17. For the first time workers are now at risk of ‘sanctions’ – loss of benefit. UK has the 2nd most demanding set of ‘benefit conditionality’ terms out of 39 countries. Under UC sanctions are 4 times more frequent than pre-UC.
18. Insisting everyone has to apply for UC online is not user friendly, especially for those nervous of computers.
Is Universal Credit Actually Simpler?
19. One advantage claimed for UC is ‘simplification’ with 6 benefits rolled up into 1. The comparison is misleading: no one person ever receives all 6 benefits simultaneously. It is also partial: UC does not include some benefits.
The difficulty of making UC claims shows that any ‘simplification’ is not usually to the advantage of applicants.
20. Other aspects of ‘simplification’ may not help people. Paying UC as one payment may be convenient for DWP, but it means women will lose out when all money goes to one person, the higher earner, usually male. At the moment Child Tax Credit and the childcare element of Working Tax Credit typically go to the woman in a family.
Women with no direct access to money find it more difficult to leave when facing domestic abuse or violence.
Are there Other Benefits of UC?
21. DWP has claimed UC increases work incentives. That is so, but to a very limited extent. For the (1 in 3) people in work facing the highest effective tax rates they are cut from slightly over 90% to 85% with UC. The evidence is such incentives have little effect.

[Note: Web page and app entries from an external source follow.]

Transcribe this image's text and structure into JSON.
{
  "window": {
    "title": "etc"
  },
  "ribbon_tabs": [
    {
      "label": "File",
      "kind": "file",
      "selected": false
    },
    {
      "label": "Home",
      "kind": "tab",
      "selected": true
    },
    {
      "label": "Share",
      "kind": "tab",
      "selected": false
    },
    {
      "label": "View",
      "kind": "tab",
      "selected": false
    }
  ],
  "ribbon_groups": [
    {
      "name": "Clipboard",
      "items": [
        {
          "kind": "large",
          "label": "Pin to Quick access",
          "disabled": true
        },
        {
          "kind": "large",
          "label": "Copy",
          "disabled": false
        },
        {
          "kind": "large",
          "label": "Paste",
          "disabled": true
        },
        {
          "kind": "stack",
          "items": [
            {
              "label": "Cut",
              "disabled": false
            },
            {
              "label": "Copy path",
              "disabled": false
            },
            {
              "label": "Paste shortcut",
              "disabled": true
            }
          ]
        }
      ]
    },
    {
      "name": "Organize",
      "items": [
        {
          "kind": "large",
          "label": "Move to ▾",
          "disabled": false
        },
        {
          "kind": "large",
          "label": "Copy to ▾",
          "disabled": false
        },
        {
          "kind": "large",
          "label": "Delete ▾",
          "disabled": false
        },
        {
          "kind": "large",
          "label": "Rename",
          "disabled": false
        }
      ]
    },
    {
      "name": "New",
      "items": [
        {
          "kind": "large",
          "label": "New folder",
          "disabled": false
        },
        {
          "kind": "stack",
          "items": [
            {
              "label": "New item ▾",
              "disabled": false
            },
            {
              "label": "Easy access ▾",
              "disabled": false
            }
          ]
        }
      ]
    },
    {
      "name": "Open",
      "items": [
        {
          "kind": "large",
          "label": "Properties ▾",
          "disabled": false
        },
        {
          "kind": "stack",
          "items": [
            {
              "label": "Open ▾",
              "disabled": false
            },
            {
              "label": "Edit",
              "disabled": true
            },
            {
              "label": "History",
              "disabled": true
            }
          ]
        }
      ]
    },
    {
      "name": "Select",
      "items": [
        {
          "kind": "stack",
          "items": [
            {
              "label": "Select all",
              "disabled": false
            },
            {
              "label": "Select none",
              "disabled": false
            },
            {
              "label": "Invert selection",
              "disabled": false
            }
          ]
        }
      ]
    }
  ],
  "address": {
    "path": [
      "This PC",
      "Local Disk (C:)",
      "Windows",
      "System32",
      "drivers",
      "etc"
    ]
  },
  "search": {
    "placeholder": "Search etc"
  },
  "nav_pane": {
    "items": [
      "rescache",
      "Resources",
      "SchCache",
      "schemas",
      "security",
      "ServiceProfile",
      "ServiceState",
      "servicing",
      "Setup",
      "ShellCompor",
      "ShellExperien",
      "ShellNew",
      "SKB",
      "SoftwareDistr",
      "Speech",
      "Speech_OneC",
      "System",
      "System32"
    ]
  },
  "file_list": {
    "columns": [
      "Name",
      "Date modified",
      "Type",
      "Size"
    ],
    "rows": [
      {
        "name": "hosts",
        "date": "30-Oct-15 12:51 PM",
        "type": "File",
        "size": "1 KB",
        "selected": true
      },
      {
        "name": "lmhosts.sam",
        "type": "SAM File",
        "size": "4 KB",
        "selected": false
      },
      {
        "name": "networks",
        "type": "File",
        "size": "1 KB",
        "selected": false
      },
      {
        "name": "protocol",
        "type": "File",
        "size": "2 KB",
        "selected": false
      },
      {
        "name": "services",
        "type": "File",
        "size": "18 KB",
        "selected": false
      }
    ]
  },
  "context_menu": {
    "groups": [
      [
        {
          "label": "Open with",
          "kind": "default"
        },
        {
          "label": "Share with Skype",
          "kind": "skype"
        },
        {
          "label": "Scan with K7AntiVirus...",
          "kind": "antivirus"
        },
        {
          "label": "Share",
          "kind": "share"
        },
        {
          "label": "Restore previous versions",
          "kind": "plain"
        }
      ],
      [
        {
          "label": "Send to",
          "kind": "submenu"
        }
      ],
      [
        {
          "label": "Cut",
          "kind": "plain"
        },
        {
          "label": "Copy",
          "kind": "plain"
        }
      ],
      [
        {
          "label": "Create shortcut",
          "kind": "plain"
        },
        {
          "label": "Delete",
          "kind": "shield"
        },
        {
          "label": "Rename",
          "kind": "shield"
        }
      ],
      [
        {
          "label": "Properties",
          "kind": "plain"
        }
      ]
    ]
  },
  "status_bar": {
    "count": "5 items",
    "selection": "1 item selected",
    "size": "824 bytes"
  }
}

Using sanctions implicitly admits that the work incentives are not effective.
22. DWP has argued that benefit take-up will rise under UC. But the user–unfriendly nature of UC, its toxic reputation and what an official report calls DWP’s ‘culture of indifference’, reduce the chances of higher take-up.
23. The DWP says that UC will reduce fraud and error. The NAO report refers to ‘a lack of evidence’ on this claim.
24. Government UC plans will increasingly affect people in work. Recent changes to UC have reduced the delays and the financial costs for workers, but not eliminated them. Reducing delays and more funding are not enough to make UC suitable. It is very user-unfriendly and intrudes oppressively into peoples’ lives. A harsh UC regime drives people into taking unsatisfactory work, putting downward pressure on work T&Cs – a core union concern.
25. There is a very strong case for Trade Unions to call on political parties to back ‘Stop and Scrap UC’ and, so long as UC continues, urging councils to minimise the impacts. Some Boroughs have set up information, advice and advocacy services eg Tower Hamlets, and others have committed to not evict tenants in arrears as a result of UC.
26. Pushing more people on to UC should be immediately halted, whilst a fundamental review considers the options.